Data in this exercise.
__________________________________________________

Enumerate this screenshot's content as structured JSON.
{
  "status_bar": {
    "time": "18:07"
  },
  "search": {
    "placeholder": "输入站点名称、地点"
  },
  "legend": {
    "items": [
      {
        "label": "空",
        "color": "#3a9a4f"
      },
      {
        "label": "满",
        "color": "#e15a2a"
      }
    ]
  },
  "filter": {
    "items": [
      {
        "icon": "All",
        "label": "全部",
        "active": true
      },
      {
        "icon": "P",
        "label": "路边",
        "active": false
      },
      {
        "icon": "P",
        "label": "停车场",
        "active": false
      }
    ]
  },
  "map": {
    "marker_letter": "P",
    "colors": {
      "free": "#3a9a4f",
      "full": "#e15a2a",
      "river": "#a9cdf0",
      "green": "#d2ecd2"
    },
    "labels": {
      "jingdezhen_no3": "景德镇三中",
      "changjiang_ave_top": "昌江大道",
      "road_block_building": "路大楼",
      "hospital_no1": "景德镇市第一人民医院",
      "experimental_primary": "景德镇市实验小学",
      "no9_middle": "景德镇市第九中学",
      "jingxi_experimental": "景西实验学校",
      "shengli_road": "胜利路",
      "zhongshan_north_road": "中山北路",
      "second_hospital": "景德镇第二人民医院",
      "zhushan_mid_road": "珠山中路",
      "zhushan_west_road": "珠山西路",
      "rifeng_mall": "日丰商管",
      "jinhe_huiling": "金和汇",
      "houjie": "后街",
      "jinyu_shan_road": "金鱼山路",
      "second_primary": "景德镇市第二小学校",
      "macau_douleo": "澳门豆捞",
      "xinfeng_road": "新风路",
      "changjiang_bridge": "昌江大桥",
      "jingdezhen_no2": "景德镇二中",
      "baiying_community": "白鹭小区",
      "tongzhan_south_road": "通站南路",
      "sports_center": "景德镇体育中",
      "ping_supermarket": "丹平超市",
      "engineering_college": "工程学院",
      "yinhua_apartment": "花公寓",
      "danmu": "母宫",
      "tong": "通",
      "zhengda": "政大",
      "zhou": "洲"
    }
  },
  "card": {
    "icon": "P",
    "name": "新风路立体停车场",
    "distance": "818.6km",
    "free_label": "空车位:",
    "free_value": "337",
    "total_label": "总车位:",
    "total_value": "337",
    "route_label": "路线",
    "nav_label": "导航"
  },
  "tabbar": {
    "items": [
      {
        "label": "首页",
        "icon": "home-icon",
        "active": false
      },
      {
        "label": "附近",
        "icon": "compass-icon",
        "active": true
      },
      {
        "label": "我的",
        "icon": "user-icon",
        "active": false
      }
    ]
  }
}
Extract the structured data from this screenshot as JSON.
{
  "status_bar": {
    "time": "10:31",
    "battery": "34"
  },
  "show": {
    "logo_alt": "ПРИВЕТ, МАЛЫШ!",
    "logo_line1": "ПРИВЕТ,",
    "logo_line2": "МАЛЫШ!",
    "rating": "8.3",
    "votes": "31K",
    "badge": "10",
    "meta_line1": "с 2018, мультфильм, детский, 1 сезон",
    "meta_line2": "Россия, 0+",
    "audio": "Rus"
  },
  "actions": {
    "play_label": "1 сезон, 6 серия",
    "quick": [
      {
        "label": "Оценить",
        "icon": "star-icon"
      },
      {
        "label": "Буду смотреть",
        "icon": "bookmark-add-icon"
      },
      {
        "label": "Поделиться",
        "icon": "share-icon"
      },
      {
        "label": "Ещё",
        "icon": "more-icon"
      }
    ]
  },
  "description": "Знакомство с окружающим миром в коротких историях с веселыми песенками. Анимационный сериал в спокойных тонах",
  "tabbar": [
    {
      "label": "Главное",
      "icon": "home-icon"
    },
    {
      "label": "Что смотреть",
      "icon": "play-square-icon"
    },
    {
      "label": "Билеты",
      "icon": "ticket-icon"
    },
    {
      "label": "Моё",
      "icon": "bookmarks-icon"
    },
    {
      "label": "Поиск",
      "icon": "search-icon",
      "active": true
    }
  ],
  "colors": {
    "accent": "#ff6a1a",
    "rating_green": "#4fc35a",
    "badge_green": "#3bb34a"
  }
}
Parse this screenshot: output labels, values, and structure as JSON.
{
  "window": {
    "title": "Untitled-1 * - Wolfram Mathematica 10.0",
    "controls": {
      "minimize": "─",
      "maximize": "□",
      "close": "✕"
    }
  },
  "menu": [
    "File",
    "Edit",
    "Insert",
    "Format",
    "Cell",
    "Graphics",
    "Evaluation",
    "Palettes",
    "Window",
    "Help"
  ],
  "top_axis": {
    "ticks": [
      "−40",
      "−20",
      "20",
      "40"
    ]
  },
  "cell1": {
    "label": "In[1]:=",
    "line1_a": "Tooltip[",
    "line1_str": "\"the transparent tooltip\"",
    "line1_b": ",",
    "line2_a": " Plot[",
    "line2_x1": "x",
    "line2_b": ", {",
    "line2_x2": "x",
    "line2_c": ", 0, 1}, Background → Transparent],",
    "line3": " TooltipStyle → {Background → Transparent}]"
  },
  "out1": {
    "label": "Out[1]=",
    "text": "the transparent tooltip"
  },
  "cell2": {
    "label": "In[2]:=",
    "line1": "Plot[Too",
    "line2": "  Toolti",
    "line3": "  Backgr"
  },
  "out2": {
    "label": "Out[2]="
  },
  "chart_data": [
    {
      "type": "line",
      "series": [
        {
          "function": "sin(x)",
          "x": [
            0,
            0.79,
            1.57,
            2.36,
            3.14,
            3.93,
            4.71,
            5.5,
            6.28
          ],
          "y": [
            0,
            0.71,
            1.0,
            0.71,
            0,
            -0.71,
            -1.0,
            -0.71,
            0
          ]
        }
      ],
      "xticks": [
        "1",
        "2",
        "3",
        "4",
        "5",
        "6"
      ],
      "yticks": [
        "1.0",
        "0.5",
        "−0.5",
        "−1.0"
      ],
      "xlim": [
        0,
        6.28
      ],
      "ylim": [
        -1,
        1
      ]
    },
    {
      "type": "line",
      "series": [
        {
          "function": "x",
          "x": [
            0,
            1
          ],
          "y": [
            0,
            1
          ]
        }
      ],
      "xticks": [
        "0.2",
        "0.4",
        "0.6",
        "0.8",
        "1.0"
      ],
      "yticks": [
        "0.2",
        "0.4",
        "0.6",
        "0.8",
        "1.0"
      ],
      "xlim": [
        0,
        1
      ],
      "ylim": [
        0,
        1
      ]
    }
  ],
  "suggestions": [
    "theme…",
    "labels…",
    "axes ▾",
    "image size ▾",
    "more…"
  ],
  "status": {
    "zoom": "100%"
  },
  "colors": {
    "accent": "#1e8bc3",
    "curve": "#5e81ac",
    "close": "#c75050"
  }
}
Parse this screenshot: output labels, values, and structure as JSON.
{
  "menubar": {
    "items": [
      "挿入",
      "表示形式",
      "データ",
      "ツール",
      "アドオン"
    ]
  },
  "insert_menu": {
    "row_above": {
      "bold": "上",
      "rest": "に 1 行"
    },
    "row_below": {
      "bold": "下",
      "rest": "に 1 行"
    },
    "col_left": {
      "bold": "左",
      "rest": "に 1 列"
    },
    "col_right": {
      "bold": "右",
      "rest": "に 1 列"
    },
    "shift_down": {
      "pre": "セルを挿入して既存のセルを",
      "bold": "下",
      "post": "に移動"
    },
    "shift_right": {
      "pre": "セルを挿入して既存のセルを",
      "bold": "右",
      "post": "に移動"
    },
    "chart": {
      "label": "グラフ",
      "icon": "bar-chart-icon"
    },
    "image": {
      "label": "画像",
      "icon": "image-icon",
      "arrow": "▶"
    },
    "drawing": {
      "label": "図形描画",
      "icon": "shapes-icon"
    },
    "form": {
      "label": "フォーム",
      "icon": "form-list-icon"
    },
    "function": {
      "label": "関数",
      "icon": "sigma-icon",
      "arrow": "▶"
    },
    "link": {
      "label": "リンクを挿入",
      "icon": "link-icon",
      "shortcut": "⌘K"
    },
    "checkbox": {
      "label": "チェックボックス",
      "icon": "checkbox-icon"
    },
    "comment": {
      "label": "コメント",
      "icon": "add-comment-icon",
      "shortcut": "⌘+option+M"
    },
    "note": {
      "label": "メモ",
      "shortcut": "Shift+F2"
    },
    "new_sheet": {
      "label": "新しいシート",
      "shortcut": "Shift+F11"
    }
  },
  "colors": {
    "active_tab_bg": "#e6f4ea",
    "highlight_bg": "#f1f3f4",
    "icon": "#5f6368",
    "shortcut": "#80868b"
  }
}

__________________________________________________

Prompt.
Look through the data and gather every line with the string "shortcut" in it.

Task result.
      "shortcut": "⌘K"
      "shortcut": "⌘+option+M"
      "shortcut": "Shift+F2"
      "shortcut": "Shift+F11"
    "shortcut": "#80868b"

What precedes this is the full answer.